The Rutt - Up close and Personal
One great aspect of shooting outdoors is witnessing the unexpected. When it involves elk, just plan on the unexpected.
I’ve had the privilege of watching elk spar, and herds merge and split. It’s always fascinating to watch the pageantry, usually from a safe distance, or at least a safe place. Watching from a road usually provides that distance and safety.
This year, the experience was much closer than any of the past. One early morning a friend and I found two bull elk sparing within a few yards of the road. By a few yards, I mean from about ten yards to 50 yards. We set up next to the car to photograph the spectacle, keeping the car between us and the dueling bulls, mostly. The bulls engaged each other in fits and starts for several minutes. Some of the engagement was much more energetic. Describing it as 'fierce' would not be an understatement. One of these instances brought the elk quite close, a little too close for comfort when you can see the raw speed, strength and power of both of these large animals.
There was a winner in the end. Both bulls were spent, but one of them threw in the towel, so to speak, and wandered away.
But this was just a prelude to much more excitement.
Moving down the road, we found a herd with a dominant bull, and several challengers. The challenges were all met with considerable fanfare. A small crowd of onlookers gathered, with several cars parked along the road. This herd was also near the road, but everyone was wisely staying on the road and near the cars.
Then the unexpected happened. The cows of the herd decided that they wanted to cross the road. Specifically, they wanted to cross the road through the parked cars and spectators. Normally that’s not too big of a deal, except for the fact that you’re standing near some very large animals, in rut. This time, all of the challenging bulls sensed an opportunity when the herd moved. Of course they moved with it, and their contests escalated.
I’ve seen these events before, but usually from several hundred yards away. This time I was seeing it from the inside out, so to speak. Every one of us watching found ourselves in the middle of the elk herd, bulls bugling and challenging each other for the cows. There was no opportunity to get into one’s own car, so everyone backed up to the nearest car to get out of the way of these half-ton beasts. And everyone stayed calm, just moving out of the way of the shifting elk.
I huddled up against the back of a parked motorhome along with two others. The three of us were huddled together trying to keep track of the movements of the bulls — about five in our immediate vicinity — as they continued the challenges. There were numerous cows also wandering by.
One of my companions was the friend that I’d been with when we encountered the two dueling elk earlier in the morning. He was considering options for moving again should the need arise, and considered going around to the side of the motorhome. I reminded him that there was another bull around there. When I last saw that bull, he was a safe distance away, but I didn’t know where he may have moved. That justified a careful peek around the corner.

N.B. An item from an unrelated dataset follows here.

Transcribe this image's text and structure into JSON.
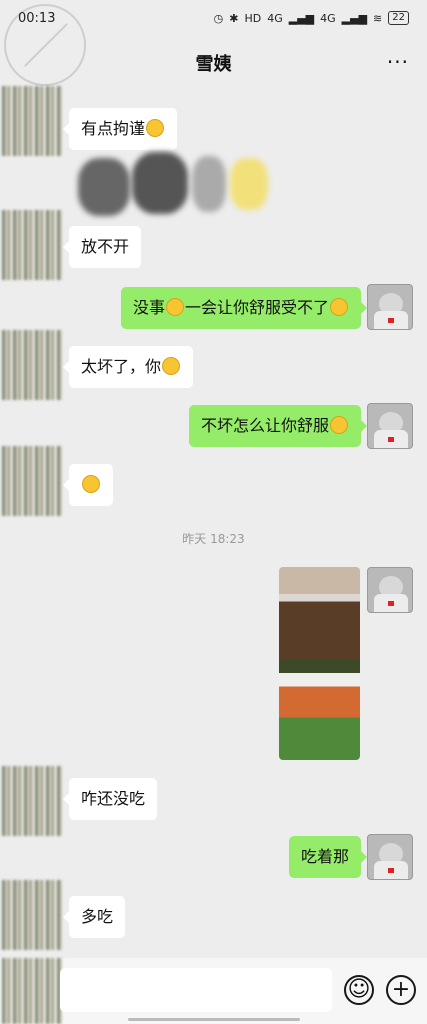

The other fellow standing next to me seemed to be witnessing this event for the first time. He turned to me and asked, “Does this happen all the time?” I responded, “It does, but rarely with us standing in the middle of it.”
The herd moved on and the elk continued their mating rituals. The people on the road moved away from the shelter of the cars. Everyone had a sparkle in their eye, knowing that they’d had witnessed something very special.
As if just being in the landscape isn’t inspiring enough, I found this unexpected close encounter with such majestic animals truly exhilarating!